The reason for the rally was to make a symbolic claim and criticism for the celebration of “Columbus Day,” demanding the removal of the monument to Columbus from its emblematic point in the Dominican capital.
During the protest it could be read "we don't want Columbus here," on signs carried by the attendees. This anti-colonialist demonstration is the first to be held in the Dominican Republic and be carried out in a peaceful manner.
The act served to affirm the rejection of the celebration of the "Día de la Hispanidad" and to recall that for this group, the celebration of October 12 commemorates a genocide and the beginning of the extermination of the native populations.
Maribel Núñez, activist of Acción Afrodominicana, said in a conversation with EFE that the Dominican Republic "is the whitest country in the Caribbean, the one that least defends its culture, and it is necessary to decolonize it so that the Dominican people respect their identity... and so that they stop worshipping the role played by Christopher Columbus."
Between manifestos, harangues and traditional music, the demonstrators had to disperse because of the rain that began to fall a few minutes after the event started.

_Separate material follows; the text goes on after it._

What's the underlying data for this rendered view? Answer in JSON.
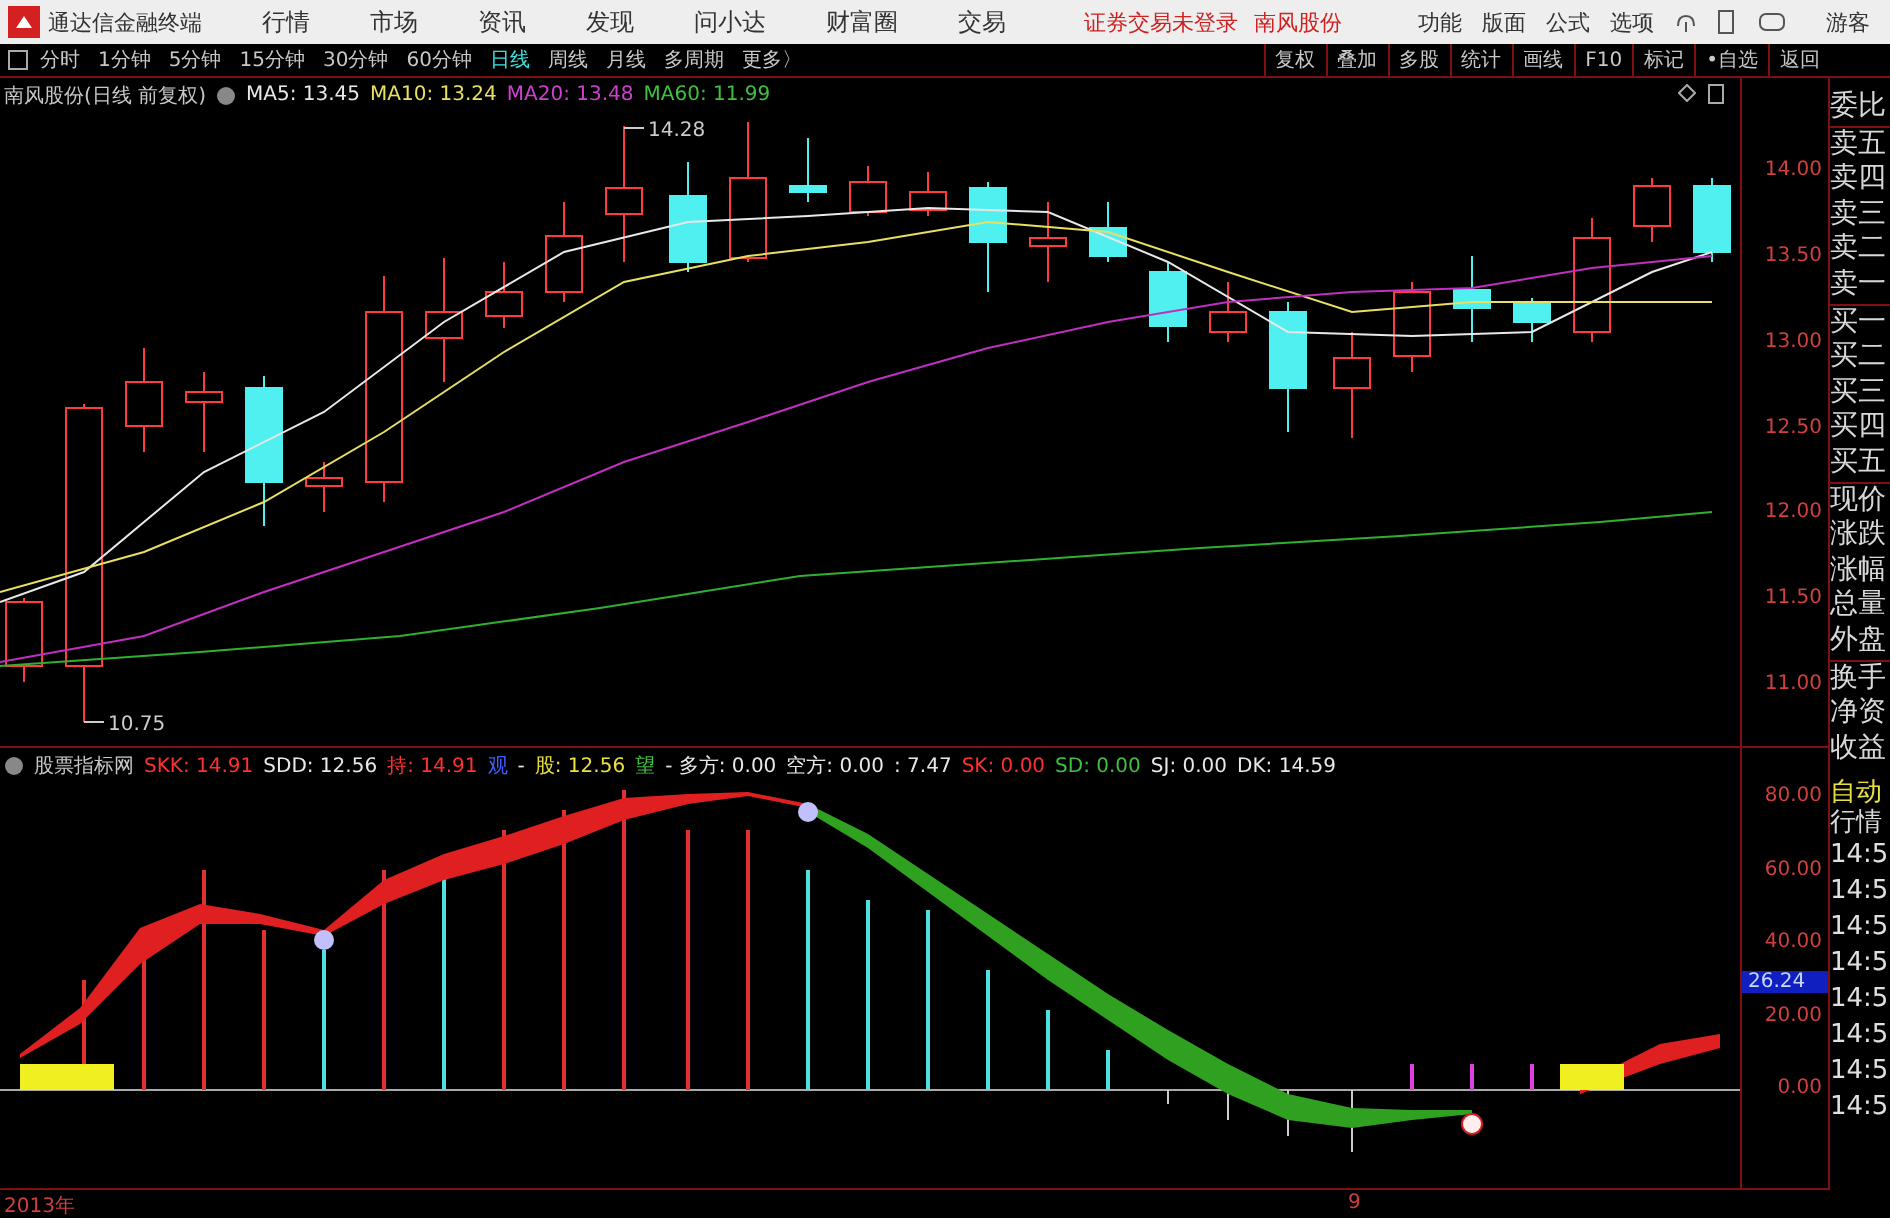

In the United States, Mexico City, Bogotá, Arica and other cities of the global south, pushback is being generated around some monuments that recall and exalt difficult moments in the history of the continent. The historical narrative of the "conquest" or "discovery" of America denies the identities and rights of Indigenous people, and the "decolonization" movement is gaining strength.